- Opening Delimiter -
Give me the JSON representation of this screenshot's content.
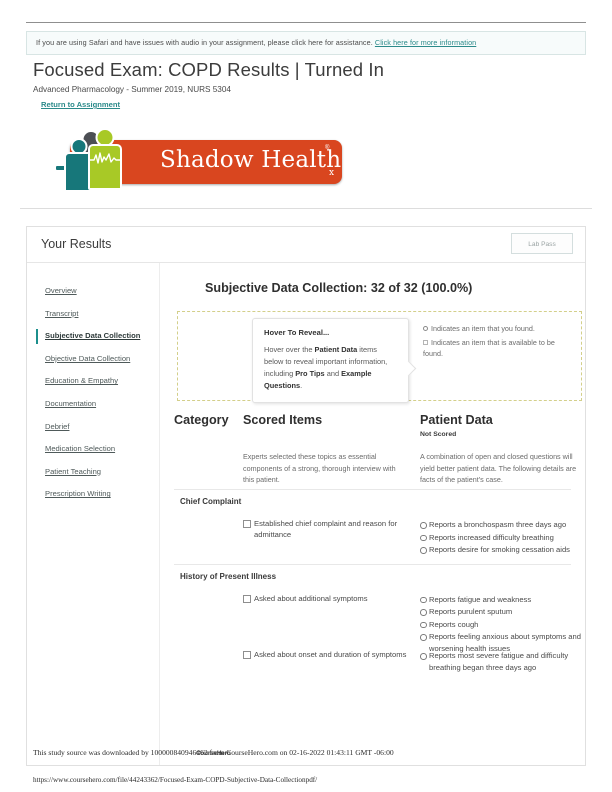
{
  "notice": {
    "text": "If you are using Safari and have issues with audio in your assignment, please click here for assistance. ",
    "link_text": "Click here for more information"
  },
  "header": {
    "title": "Focused Exam: COPD Results | Turned In",
    "subtitle": "Advanced Pharmacology - Summer 2019, NURS 5304",
    "return_link": "Return to Assignment"
  },
  "logo": {
    "text": "Shadow Health",
    "registered": "®",
    "rx": "x",
    "bar_color": "#d9461f",
    "figure_colors": [
      "#4c4f54",
      "#17777a",
      "#a8c926"
    ]
  },
  "results_card": {
    "title": "Your Results",
    "lab_pass_label": "Lab Pass"
  },
  "sidebar": {
    "items": [
      {
        "label": "Overview",
        "active": false
      },
      {
        "label": "Transcript",
        "active": false
      },
      {
        "label": "Subjective Data Collection",
        "active": true
      },
      {
        "label": "Objective Data Collection",
        "active": false
      },
      {
        "label": "Education & Empathy",
        "active": false
      },
      {
        "label": "Documentation",
        "active": false
      },
      {
        "label": "Debrief",
        "active": false
      },
      {
        "label": "Medication Selection",
        "active": false
      },
      {
        "label": "Patient Teaching",
        "active": false
      },
      {
        "label": "Prescription Writing",
        "active": false
      }
    ],
    "active_indicator_color": "#1c8f8c"
  },
  "main": {
    "section_heading": "Subjective Data Collection: 32 of 32 (100.0%)",
    "score_earned": 32,
    "score_total": 32,
    "score_percent": "100.0%",
    "tooltip": {
      "title": "Hover To Reveal...",
      "body_part1": "Hover over the ",
      "body_bold1": "Patient Data",
      "body_part2": " items below to reveal important information, including ",
      "body_bold2": "Pro Tips",
      "body_part3": " and ",
      "body_bold3": "Example Questions",
      "body_part4": "."
    },
    "legend": {
      "found": "Indicates an item that you found.",
      "available": "Indicates an item that is available to be found."
    },
    "columns": {
      "category": "Category",
      "scored_items": "Scored Items",
      "patient_data": "Patient Data",
      "not_scored": "Not Scored",
      "scored_desc": "Experts selected these topics as essential components of a strong, thorough interview with this patient.",
      "patient_desc": "A combination of open and closed questions will yield better patient data. The following details are facts of the patient's case."
    },
    "sections": [
      {
        "title": "Chief Complaint",
        "rows": [
          {
            "scored_item": "Established chief complaint and reason for admittance",
            "patient_data": [
              "Reports a bronchospasm three days ago",
              "Reports increased difficulty breathing",
              "Reports desire for smoking cessation aids"
            ]
          }
        ]
      },
      {
        "title": "History of Present Illness",
        "rows": [
          {
            "scored_item": "Asked about additional symptoms",
            "patient_data": [
              "Reports fatigue and weakness",
              "Reports purulent sputum",
              "Reports cough",
              "Reports feeling anxious about symptoms and worsening health issues"
            ]
          },
          {
            "scored_item": "Asked about onset and duration of symptoms",
            "patient_data": [
              "Reports most severe fatigue and difficulty breathing began three days ago"
            ]
          }
        ]
      }
    ]
  },
  "watermark": {
    "line": "This study source was downloaded by 100000840946462 from CourseHero.com on 02-16-2022 01:43:11 GMT -06:00",
    "brand": "CourseHero",
    "url": "https://www.coursehero.com/file/44243362/Focused-Exam-COPD-Subjective-Data-Collectionpdf/"
  }
}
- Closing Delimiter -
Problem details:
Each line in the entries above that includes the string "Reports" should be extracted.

Task response:
              "Reports a bronchospasm three days ago",
              "Reports increased difficulty breathing",
              "Reports desire for smoking cessation aids"
              "Reports fatigue and weakness",
              "Reports purulent sputum",
              "Reports cough",
              "Reports feeling anxious about symptoms and worsening health issues"
              "Reports most severe fatigue and difficulty breathing began three days ago"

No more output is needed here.